Oxford Long-Term Ecology Lab

Long-Term Ecology, Biodiversity Conservation, and Environmental Stewardship Technologies



To celebrate Plant Conservation Day, the Global Pollen Project has today been featured on the Methods in Ecology and Evolution Blog, in a guest post by Andrew Martin.

The Global Pollen Project (GPP) is an initiative started by Andrew Martin and William Harvey of the Oxford Long-Term Ecology Laboratory.

A digitised slide of Rheum rhabarbarum, collected from Mongolia in 2004.

A digitised slide of Rheum rhabarbarum, collected from Mongolia in 2004.

The post highlights the contribution of palaeoecological data to biodiversity conservation, discussing how the GPP aims to bridge the gap between these areas of research.

View the full article here:

Tiny Grains, Big Data: The Global Pollen Project

Latest News

May 19, 2017

Plant Conservation Day: Global Pollen Project featured on Methods in Ecology Blog

To celebrate Plant Conservation Day, the Global Pollen Project has today been featured on the Methods in Ecology and Evolution Blog, in a guest post by Andrew Martin.
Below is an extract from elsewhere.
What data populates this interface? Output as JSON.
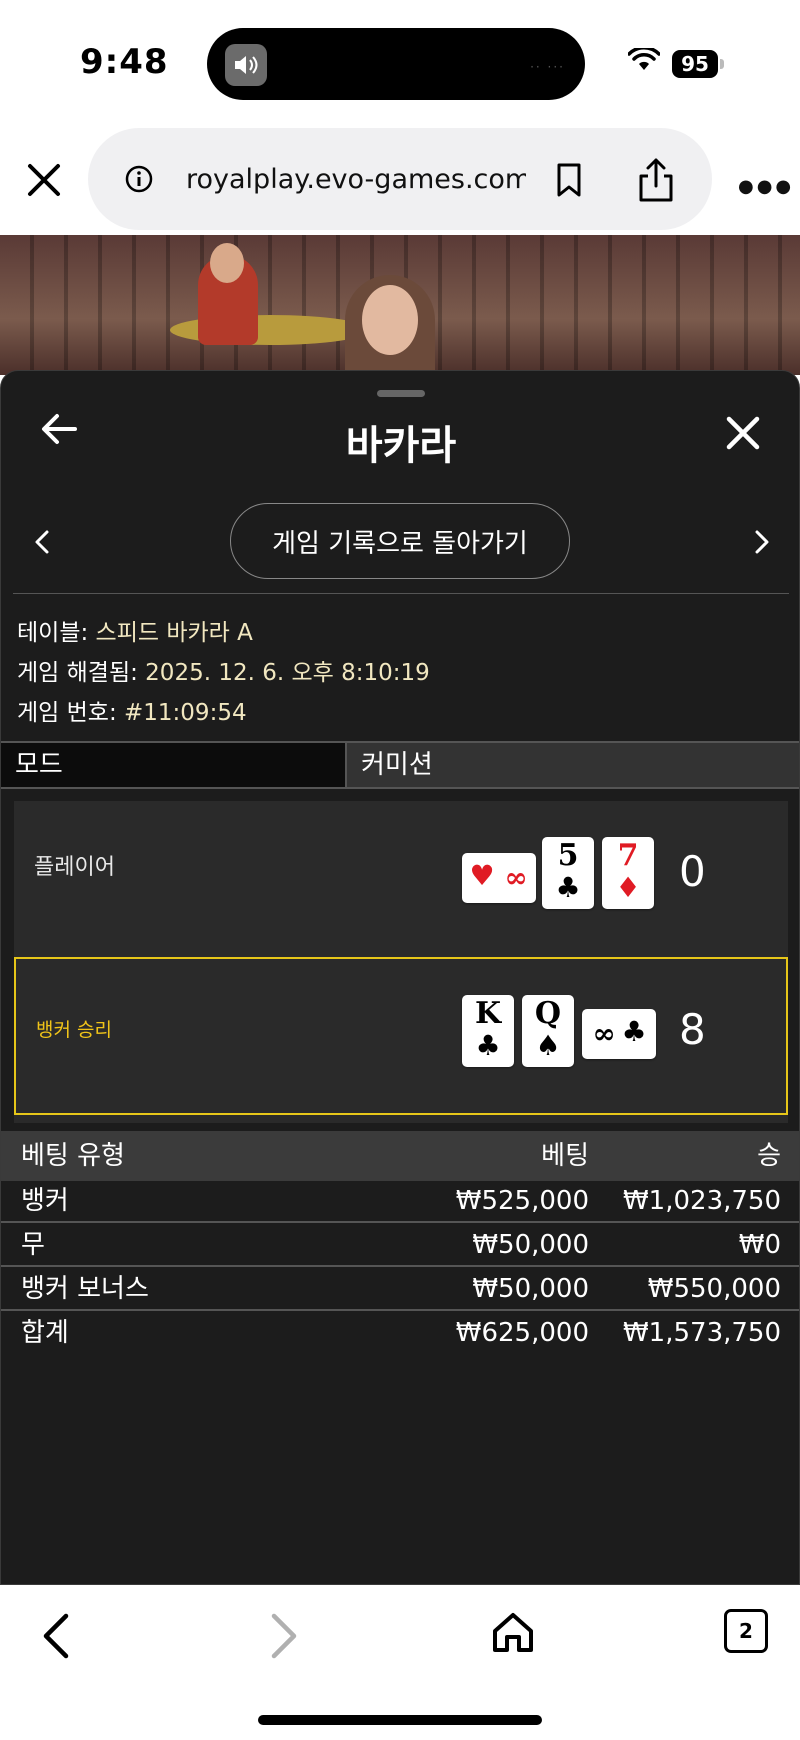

The Global Pollen Project ... Continue reading

May 12, 2017

Long-term Ecology and Future Planet Earth – A symposium in honour of Professor Kathy Willis

News item contributed by Professor John Birks, University of Bergen The Ecological and Environmental Change Research Group in the Department of Biology, University of Bergen organised a one-day symposium on Long-term ... Continue reading

May 11, 2017

Congratulations to Heri Andrianandrasana

We are delighted and proud to announce that this week Heri Andrianandrasana passed his DPhil viva with flying colours. His thesis examines ... Continue reading

April 28, 2017

Natural Capital of Street Trees

In a new Perspectives paper published in Science on 28 Apr 2017, Kathy Willis and Gill Petrokfosky highlight the considerable advantages of street trees as a natural capital ... Continue reading

March 3, 2017

Plant Sciences welcomes OxLEL

Members of OxLEL in Plant Sciences

The Oxford Long-Term Ecology Lab. has successfully relocated to the Department of Plant Sciences after the closure of the Tinbergen building on Friday 10th February. We would like to thank ... Continue reading